RECORDS FOR THIS TASK Start Marker
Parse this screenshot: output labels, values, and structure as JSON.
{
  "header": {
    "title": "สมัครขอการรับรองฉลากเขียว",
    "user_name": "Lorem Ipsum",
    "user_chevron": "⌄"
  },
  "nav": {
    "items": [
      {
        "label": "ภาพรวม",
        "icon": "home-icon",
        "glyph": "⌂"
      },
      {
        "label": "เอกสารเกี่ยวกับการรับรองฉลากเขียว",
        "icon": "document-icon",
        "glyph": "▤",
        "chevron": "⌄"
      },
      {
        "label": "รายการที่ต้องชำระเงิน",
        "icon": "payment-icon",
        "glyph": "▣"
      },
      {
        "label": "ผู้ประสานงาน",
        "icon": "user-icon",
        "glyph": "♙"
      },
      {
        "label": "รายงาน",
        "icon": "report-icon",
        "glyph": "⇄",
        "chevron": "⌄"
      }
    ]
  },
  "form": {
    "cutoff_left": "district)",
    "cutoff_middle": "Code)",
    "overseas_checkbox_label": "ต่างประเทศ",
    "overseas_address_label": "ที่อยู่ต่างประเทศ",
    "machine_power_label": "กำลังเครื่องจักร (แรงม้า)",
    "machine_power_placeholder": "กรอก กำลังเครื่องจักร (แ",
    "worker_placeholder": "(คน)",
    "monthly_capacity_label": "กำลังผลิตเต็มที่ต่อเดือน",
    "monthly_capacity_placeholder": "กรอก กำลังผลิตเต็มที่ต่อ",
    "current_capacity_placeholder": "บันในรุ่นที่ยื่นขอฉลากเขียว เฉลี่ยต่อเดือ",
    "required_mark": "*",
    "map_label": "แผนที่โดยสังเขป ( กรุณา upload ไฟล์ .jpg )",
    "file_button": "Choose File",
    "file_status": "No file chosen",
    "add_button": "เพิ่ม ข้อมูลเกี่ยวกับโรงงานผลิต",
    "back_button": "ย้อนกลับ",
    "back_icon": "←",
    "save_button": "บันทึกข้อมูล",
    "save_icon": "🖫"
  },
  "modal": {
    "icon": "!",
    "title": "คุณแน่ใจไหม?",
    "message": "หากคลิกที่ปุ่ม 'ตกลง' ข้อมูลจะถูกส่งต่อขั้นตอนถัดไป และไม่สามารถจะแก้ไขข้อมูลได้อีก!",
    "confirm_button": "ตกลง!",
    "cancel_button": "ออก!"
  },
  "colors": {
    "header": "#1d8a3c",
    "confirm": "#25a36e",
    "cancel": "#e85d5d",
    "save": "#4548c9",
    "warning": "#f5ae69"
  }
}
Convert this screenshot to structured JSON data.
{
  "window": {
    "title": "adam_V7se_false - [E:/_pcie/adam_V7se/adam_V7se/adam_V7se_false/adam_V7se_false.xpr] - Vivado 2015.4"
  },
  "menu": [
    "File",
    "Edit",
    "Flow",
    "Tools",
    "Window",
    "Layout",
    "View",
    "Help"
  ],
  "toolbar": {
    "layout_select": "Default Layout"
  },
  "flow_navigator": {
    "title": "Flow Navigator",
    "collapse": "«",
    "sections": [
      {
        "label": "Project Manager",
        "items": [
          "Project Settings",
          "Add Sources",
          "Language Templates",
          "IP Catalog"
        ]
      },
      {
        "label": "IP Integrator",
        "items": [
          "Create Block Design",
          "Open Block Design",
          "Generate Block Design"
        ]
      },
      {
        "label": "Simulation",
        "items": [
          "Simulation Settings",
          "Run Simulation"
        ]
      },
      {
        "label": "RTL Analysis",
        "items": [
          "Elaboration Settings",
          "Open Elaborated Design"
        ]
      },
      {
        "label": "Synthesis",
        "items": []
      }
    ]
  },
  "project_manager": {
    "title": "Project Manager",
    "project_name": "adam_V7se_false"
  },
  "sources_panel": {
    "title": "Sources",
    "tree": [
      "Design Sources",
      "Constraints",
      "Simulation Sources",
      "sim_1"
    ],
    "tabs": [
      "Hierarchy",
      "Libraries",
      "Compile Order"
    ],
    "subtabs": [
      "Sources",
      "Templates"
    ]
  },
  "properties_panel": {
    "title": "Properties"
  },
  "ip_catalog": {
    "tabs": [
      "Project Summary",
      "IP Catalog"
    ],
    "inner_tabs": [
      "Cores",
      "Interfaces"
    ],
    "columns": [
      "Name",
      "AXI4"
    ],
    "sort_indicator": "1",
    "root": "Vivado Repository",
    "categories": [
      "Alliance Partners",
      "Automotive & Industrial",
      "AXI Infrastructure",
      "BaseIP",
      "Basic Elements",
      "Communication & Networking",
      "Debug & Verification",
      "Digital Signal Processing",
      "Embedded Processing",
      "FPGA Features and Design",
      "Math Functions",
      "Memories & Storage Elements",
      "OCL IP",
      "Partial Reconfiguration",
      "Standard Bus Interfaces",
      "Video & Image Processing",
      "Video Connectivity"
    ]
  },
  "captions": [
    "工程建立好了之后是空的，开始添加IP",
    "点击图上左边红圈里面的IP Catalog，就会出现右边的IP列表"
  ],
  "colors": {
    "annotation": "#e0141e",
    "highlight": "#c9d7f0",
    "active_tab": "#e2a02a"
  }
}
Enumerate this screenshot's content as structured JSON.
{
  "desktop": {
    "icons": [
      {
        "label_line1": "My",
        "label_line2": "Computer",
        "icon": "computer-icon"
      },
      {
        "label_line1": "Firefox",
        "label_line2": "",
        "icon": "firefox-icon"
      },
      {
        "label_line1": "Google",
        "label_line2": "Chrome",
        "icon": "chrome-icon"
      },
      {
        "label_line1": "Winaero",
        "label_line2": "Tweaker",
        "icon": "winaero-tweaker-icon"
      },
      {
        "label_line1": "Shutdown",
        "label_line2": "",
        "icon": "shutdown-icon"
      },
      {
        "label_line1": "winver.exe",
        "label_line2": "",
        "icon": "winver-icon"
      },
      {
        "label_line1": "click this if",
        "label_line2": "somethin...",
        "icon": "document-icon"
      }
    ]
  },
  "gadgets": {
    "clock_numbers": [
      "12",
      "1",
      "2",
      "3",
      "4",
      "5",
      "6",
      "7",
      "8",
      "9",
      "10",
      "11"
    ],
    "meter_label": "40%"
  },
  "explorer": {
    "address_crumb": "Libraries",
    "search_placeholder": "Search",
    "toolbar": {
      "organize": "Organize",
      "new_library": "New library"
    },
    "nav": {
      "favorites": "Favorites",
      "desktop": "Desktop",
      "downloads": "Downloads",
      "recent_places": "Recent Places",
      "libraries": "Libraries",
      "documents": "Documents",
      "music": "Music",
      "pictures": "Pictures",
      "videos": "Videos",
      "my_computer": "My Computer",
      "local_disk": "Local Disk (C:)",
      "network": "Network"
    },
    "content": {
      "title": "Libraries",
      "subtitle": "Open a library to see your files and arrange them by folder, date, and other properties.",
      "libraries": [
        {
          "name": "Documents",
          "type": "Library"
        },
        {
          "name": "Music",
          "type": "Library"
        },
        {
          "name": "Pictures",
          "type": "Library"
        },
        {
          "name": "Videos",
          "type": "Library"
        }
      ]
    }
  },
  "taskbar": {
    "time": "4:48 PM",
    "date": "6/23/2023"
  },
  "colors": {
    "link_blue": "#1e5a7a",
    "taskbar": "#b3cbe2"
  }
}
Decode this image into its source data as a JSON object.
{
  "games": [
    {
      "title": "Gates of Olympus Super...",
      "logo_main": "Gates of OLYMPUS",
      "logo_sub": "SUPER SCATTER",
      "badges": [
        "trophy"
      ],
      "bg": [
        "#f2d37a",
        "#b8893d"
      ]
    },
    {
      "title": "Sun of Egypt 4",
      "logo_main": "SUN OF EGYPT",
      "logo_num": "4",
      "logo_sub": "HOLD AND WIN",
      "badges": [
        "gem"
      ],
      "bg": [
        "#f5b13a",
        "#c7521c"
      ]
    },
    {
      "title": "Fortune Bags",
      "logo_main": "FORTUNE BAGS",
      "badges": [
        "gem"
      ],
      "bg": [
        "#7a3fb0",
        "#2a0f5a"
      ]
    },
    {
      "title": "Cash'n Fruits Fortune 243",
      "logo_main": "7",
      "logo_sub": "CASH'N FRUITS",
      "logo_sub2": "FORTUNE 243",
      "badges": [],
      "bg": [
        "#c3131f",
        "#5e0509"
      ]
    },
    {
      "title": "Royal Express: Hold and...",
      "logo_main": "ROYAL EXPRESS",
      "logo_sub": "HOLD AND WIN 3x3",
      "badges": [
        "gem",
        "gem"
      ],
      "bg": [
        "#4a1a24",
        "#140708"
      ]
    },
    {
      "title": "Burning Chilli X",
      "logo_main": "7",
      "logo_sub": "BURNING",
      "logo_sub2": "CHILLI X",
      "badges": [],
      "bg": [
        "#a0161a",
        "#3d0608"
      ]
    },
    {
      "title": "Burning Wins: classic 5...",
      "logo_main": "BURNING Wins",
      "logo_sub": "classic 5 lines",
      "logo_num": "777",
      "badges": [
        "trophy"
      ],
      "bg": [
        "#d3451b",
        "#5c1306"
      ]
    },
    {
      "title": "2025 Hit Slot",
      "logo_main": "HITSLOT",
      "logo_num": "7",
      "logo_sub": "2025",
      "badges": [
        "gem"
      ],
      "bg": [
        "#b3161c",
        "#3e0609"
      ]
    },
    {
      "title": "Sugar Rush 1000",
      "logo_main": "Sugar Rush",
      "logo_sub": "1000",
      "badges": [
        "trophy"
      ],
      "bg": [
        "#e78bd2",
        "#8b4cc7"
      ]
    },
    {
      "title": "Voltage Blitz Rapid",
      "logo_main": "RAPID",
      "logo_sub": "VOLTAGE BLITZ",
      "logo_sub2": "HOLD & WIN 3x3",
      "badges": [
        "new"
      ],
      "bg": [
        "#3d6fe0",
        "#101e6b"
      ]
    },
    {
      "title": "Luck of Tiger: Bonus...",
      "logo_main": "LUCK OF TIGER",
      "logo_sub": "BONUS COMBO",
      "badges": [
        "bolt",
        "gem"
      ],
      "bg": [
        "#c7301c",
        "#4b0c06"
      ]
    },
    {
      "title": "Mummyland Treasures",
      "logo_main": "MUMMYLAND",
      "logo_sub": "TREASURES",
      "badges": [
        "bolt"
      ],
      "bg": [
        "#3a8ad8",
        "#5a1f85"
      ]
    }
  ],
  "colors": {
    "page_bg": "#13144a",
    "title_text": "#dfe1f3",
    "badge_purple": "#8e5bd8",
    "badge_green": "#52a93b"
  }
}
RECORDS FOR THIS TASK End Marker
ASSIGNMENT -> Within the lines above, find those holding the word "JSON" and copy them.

WRITTEN RESPONSE ->
Parse this screenshot: output labels, values, and structure as JSON.
Convert this screenshot to structured JSON data.
Enumerate this screenshot's content as structured JSON.
Decode this image into its source data as a JSON object.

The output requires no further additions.